With the COVID-19 pandemic, many people have thrown themselves into the world of volunteerism, aiming to do as much as they can to help. During difficult times such as these, we are certainly in more need of volunteers than ever before. Charitable organizations of all kinds are happy to have seen such a drastic uptick in volunteers. Even though many charities have had to adjust to social distancing, they’ve made more than enough use of the extra hands.

But many people have gone a little overboard. Over the past months, many people have taken their free time to volunteer work, finding new and innovative ways to donate their time – with some drawbacks.

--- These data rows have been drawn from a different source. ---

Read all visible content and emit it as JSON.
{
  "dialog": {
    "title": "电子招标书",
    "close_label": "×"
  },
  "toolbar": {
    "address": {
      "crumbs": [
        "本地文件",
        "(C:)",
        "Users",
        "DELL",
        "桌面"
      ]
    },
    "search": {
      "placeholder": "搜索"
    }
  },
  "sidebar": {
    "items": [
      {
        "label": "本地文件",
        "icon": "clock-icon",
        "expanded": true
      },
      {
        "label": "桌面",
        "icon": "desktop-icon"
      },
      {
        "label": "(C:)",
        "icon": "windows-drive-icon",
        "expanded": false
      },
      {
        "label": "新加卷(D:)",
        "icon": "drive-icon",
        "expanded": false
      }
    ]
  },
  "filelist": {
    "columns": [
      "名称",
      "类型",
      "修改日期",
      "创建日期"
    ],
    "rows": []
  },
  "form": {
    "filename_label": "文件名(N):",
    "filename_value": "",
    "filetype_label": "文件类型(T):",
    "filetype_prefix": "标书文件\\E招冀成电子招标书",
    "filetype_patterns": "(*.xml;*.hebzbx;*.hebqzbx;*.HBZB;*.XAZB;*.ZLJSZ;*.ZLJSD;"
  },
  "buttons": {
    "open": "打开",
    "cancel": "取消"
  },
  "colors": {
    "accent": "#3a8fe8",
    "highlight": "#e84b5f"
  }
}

Volunteer burnout is a common affliction in the field. Volunteering can be stressful, even when it feels good to help others. Burnout has many common signs – exhaustion, cynicism, detachment – all of which are fairly obvious to those who have experienced it. Pay attention to other volunteers and how they are dealing with their work.

Recognizing burnout is one thing, but how do you help those who are in the throes of burnout? Be slow at first, be sensitive to what the person in question is going through. It can be frustrating to want to continue volunteering but not feel as able to perform – it’s not uncommon to feel that burnout is a sign that they can’t volunteer at all. This isn’t the case, but be prepared for the burnt-out mind to think that.

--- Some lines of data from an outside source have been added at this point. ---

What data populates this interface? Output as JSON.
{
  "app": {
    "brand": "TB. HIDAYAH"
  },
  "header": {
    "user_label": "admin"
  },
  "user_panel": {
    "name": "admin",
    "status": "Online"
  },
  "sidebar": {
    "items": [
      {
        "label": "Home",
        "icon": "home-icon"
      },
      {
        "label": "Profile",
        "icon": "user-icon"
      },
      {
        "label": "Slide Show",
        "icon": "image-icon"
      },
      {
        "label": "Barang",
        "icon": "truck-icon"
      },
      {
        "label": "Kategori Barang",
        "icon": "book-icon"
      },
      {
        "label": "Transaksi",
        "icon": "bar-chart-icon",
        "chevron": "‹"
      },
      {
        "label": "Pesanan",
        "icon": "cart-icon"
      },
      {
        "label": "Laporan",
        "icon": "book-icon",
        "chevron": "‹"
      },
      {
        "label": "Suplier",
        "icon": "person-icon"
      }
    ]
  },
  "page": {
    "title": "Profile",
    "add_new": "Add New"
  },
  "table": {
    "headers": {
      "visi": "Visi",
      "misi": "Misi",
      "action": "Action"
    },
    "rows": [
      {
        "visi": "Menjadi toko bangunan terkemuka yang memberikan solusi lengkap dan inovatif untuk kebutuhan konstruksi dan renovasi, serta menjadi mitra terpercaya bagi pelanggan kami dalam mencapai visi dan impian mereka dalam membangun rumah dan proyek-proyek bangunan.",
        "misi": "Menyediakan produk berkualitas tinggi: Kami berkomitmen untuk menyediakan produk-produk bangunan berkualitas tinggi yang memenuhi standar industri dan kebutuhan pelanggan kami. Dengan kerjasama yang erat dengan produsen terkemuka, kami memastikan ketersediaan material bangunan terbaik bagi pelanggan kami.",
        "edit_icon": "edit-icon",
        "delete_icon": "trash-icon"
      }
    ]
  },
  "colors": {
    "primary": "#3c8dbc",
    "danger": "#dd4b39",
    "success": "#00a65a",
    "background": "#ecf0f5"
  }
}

Assure them that burnout isn’t uncommon, and it can happen to anyone. This isn’t a lack of ability, nor a sign of incompetence. It’s a natural reaction to the difficult, neverending work of volunteering. Help them think through why they are experiencing burnout – maybe they could take on a different role, or change their approach.

Encourage self-care strategies – taking on fewer volunteer hours is an excellent way to deal with burnout. Taking a break is necessary in all things, particularly when you are putting forth your labor. It’s better to be down a volunteer for a time than to lose a volunteer permanently.